Work instruction: Once the pictures are set aside, repeat all of the data below exactly.

Records for the task:
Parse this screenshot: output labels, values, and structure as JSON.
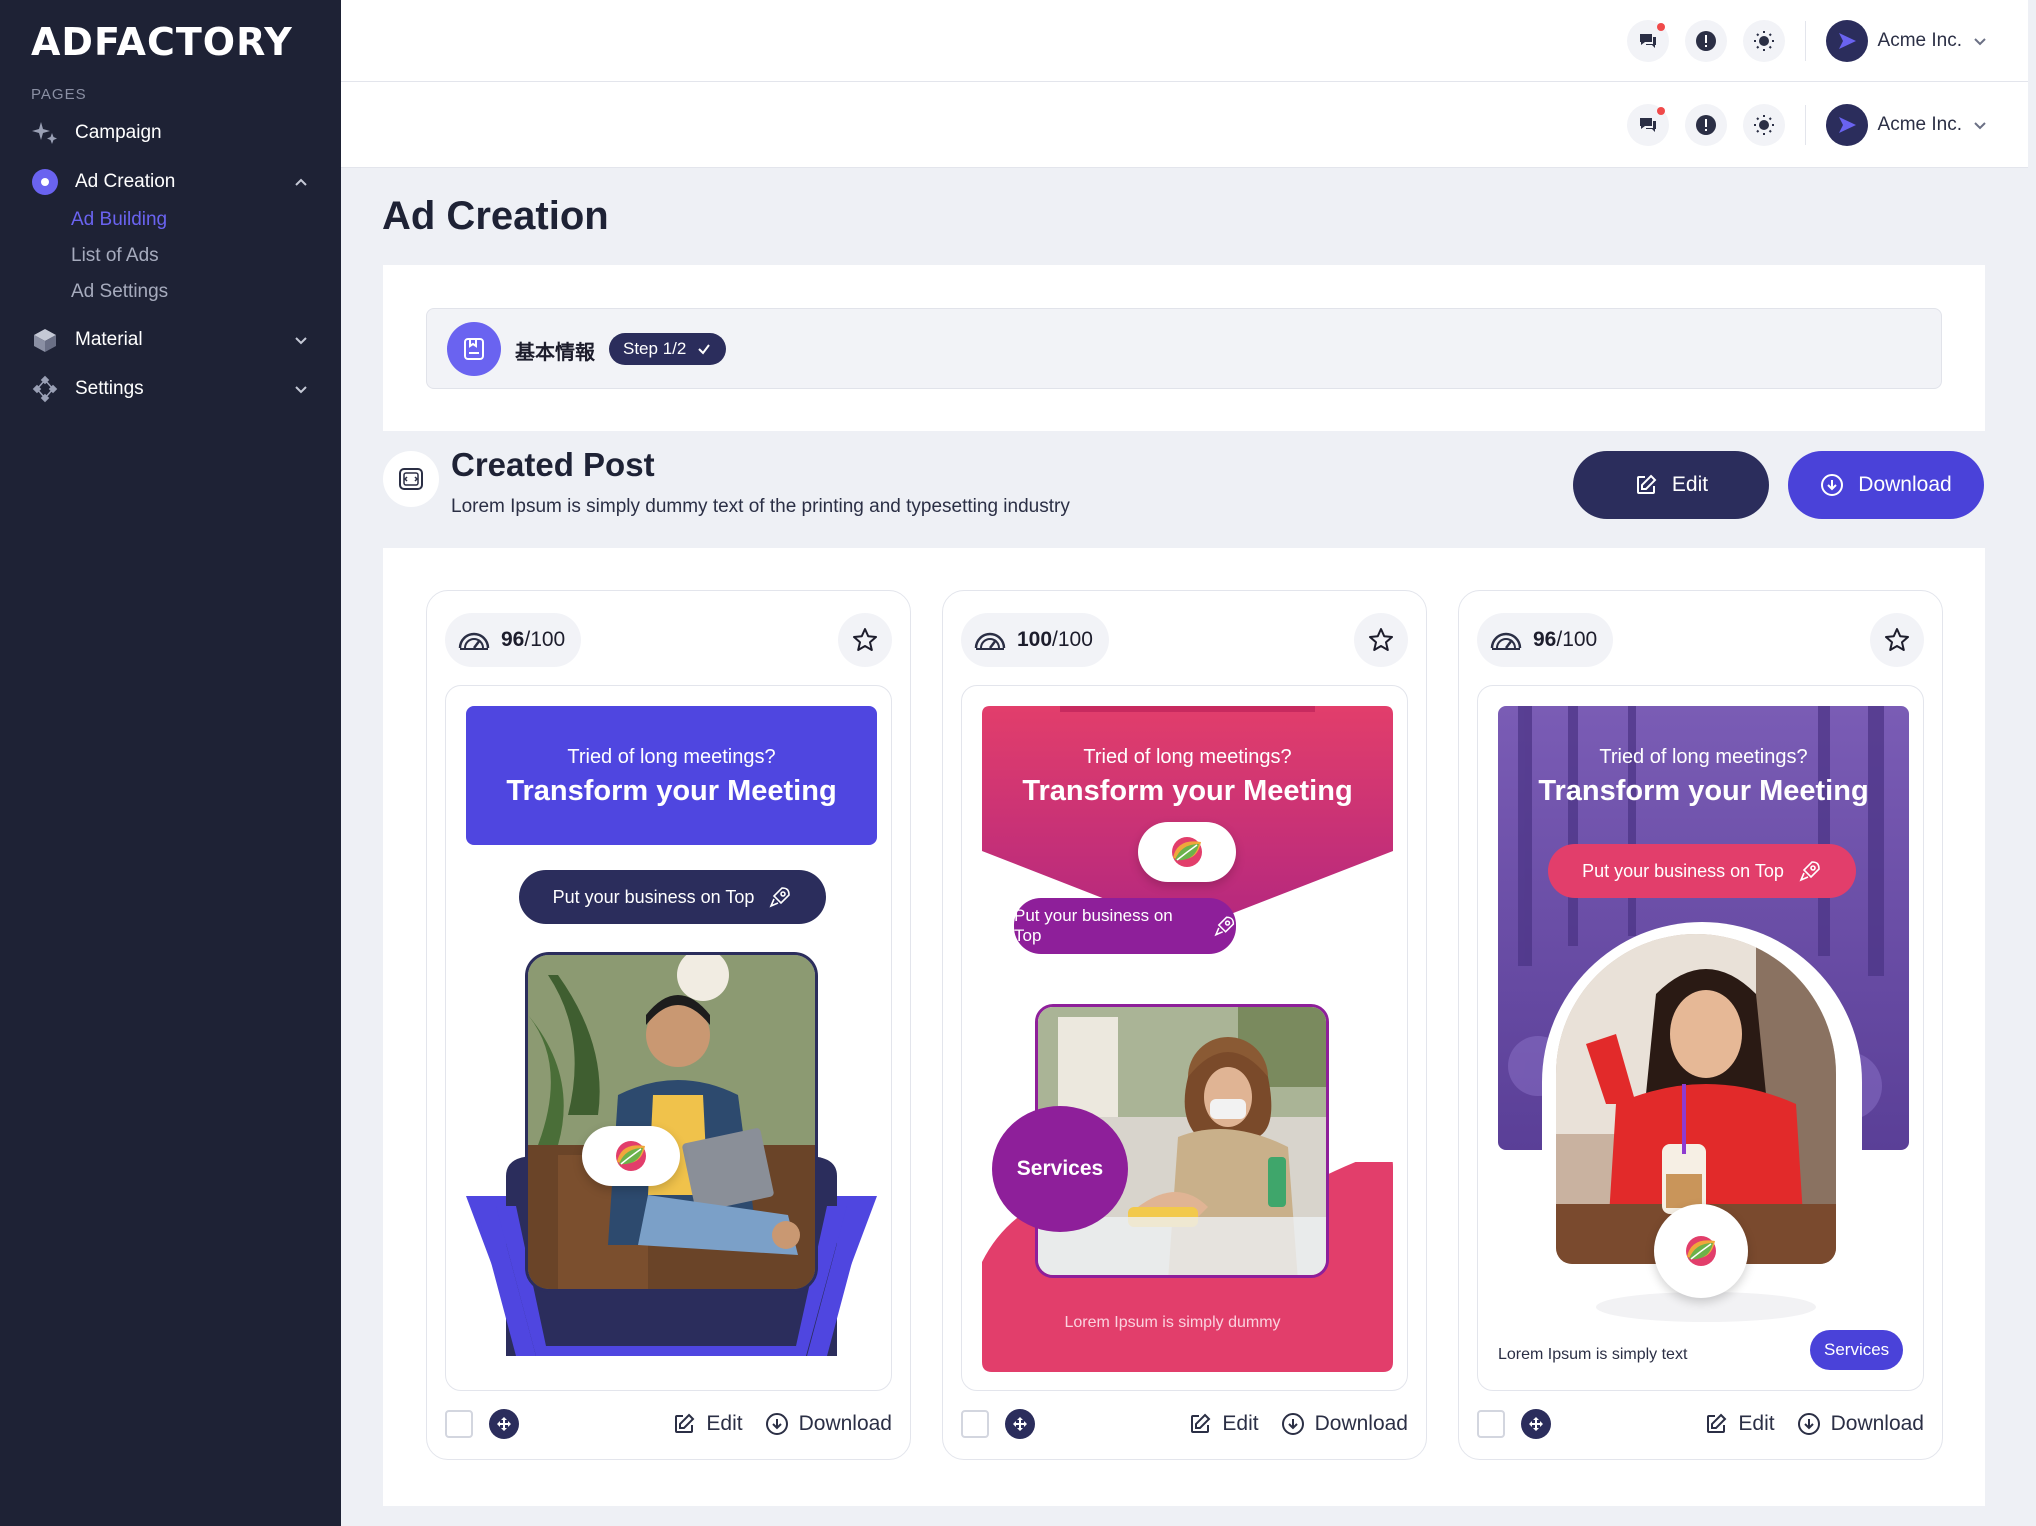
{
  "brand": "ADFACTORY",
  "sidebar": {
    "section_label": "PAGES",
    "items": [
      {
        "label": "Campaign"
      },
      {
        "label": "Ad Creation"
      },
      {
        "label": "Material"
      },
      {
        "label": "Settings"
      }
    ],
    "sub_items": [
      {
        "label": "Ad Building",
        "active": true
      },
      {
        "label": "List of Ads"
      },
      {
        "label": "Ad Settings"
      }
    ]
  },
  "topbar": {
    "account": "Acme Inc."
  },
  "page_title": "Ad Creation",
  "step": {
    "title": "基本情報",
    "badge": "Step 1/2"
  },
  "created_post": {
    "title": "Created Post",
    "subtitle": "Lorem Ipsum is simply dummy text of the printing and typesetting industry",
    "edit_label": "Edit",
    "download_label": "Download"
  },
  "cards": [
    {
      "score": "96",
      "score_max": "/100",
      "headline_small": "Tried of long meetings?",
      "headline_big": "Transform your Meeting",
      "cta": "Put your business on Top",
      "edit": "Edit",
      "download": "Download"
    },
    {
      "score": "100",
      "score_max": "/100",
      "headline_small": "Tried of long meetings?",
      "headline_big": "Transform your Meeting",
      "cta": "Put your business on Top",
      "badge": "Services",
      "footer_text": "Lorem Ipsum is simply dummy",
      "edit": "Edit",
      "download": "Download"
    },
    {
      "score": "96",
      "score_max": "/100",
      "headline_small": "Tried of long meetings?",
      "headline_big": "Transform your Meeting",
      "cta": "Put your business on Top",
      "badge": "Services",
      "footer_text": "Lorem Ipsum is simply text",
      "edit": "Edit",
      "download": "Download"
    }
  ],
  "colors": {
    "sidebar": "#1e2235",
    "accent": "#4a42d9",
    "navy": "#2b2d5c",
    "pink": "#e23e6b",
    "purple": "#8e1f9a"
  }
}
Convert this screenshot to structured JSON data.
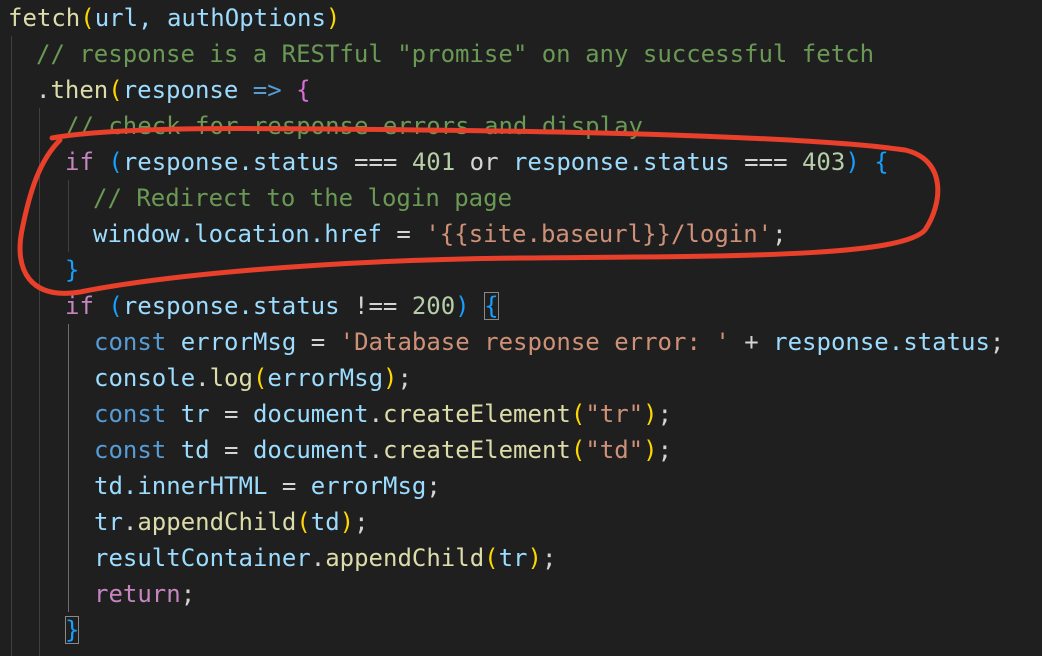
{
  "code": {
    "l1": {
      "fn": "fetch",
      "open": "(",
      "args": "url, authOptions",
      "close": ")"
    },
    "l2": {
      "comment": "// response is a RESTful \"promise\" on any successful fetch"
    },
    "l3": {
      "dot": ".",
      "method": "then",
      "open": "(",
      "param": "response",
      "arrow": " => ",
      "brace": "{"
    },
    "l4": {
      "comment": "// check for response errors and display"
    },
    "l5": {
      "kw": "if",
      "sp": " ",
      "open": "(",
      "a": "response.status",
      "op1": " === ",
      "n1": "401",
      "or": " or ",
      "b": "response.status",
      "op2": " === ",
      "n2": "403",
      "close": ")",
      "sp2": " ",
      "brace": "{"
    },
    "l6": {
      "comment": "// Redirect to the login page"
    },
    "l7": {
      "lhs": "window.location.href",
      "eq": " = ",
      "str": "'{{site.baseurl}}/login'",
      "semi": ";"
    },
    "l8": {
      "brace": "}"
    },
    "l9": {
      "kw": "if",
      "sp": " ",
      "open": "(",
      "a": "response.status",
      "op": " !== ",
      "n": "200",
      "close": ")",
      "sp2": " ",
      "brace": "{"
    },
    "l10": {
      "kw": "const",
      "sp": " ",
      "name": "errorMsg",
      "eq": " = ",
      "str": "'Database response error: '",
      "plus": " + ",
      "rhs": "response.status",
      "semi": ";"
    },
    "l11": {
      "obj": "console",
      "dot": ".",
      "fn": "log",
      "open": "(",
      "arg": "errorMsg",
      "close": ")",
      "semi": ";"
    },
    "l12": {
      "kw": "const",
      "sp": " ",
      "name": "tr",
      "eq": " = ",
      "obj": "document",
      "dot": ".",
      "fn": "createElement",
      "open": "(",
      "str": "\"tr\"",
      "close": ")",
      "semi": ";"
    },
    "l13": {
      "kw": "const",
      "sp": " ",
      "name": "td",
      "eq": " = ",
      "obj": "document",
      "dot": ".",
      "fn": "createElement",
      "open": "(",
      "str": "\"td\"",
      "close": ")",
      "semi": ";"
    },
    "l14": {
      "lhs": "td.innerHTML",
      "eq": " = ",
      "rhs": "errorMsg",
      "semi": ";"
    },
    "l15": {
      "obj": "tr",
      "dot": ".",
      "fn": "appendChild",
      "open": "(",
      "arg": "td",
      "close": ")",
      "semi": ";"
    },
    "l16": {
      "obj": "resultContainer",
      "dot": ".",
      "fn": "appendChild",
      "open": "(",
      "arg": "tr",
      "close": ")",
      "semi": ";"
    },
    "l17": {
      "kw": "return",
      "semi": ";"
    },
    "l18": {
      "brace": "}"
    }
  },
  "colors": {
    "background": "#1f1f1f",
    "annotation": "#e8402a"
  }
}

Exercise result:
Parse this screenshot: output labels, values, and structure as JSON.
{
  "brand": "ADFACTORY",
  "sidebar": {
    "section_label": "PAGES",
    "items": [
      {
        "label": "Campaign"
      },
      {
        "label": "Ad Creation"
      },
      {
        "label": "Material"
      },
      {
        "label": "Settings"
      }
    ],
    "sub_items": [
      {
        "label": "Ad Building",
        "active": true
      },
      {
        "label": "List of Ads"
      },
      {
        "label": "Ad Settings"
      }
    ]
  },
  "topbar": {
    "account": "Acme Inc."
  },
  "page_title": "Ad Creation",
  "step": {
    "title": "基本情報",
    "badge": "Step 1/2"
  },
  "created_post": {
    "title": "Created Post",
    "subtitle": "Lorem Ipsum is simply dummy text of the printing and typesetting industry",
    "edit_label": "Edit",
    "download_label": "Download"
  },
  "cards": [
    {
      "score": "96",
      "score_max": "/100",
      "headline_small": "Tried of long meetings?",
      "headline_big": "Transform your Meeting",
      "cta": "Put your business on Top",
      "edit": "Edit",
      "download": "Download"
    },
    {
      "score": "100",
      "score_max": "/100",
      "headline_small": "Tried of long meetings?",
      "headline_big": "Transform your Meeting",
      "cta": "Put your business on Top",
      "badge": "Services",
      "footer_text": "Lorem Ipsum is simply dummy",
      "edit": "Edit",
      "download": "Download"
    },
    {
      "score": "96",
      "score_max": "/100",
      "headline_small": "Tried of long meetings?",
      "headline_big": "Transform your Meeting",
      "cta": "Put your business on Top",
      "badge": "Services",
      "footer_text": "Lorem Ipsum is simply text",
      "edit": "Edit",
      "download": "Download"
    }
  ],
  "colors": {
    "sidebar": "#1e2235",
    "accent": "#4a42d9",
    "navy": "#2b2d5c",
    "pink": "#e23e6b",
    "purple": "#8e1f9a"
  }
}
Convert this screenshot to structured JSON data.
{
  "code": {
    "l1": {
      "fn": "fetch",
      "open": "(",
      "args": "url, authOptions",
      "close": ")"
    },
    "l2": {
      "comment": "// response is a RESTful \"promise\" on any successful fetch"
    },
    "l3": {
      "dot": ".",
      "method": "then",
      "open": "(",
      "param": "response",
      "arrow": " => ",
      "brace": "{"
    },
    "l4": {
      "comment": "// check for response errors and display"
    },
    "l5": {
      "kw": "if",
      "sp": " ",
      "open": "(",
      "a": "response.status",
      "op1": " === ",
      "n1": "401",
      "or": " or ",
      "b": "response.status",
      "op2": " === ",
      "n2": "403",
      "close": ")",
      "sp2": " ",
      "brace": "{"
    },
    "l6": {
      "comment": "// Redirect to the login page"
    },
    "l7": {
      "lhs": "window.location.href",
      "eq": " = ",
      "str": "'{{site.baseurl}}/login'",
      "semi": ";"
    },
    "l8": {
      "brace": "}"
    },
    "l9": {
      "kw": "if",
      "sp": " ",
      "open": "(",
      "a": "response.status",
      "op": " !== ",
      "n": "200",
      "close": ")",
      "sp2": " ",
      "brace": "{"
    },
    "l10": {
      "kw": "const",
      "sp": " ",
      "name": "errorMsg",
      "eq": " = ",
      "str": "'Database response error: '",
      "plus": " + ",
      "rhs": "response.status",
      "semi": ";"
    },
    "l11": {
      "obj": "console",
      "dot": ".",
      "fn": "log",
      "open": "(",
      "arg": "errorMsg",
      "close": ")",
      "semi": ";"
    },
    "l12": {
      "kw": "const",
      "sp": " ",
      "name": "tr",
      "eq": " = ",
      "obj": "document",
      "dot": ".",
      "fn": "createElement",
      "open": "(",
      "str": "\"tr\"",
      "close": ")",
      "semi": ";"
    },
    "l13": {
      "kw": "const",
      "sp": " ",
      "name": "td",
      "eq": " = ",
      "obj": "document",
      "dot": ".",
      "fn": "createElement",
      "open": "(",
      "str": "\"td\"",
      "close": ")",
      "semi": ";"
    },
    "l14": {
      "lhs": "td.innerHTML",
      "eq": " = ",
      "rhs": "errorMsg",
      "semi": ";"
    },
    "l15": {
      "obj": "tr",
      "dot": ".",
      "fn": "appendChild",
      "open": "(",
      "arg": "td",
      "close": ")",
      "semi": ";"
    },
    "l16": {
      "obj": "resultContainer",
      "dot": ".",
      "fn": "appendChild",
      "open": "(",
      "arg": "tr",
      "close": ")",
      "semi": ";"
    },
    "l17": {
      "kw": "return",
      "semi": ";"
    },
    "l18": {
      "brace": "}"
    }
  },
  "colors": {
    "background": "#1f1f1f",
    "annotation": "#e8402a"
  }
}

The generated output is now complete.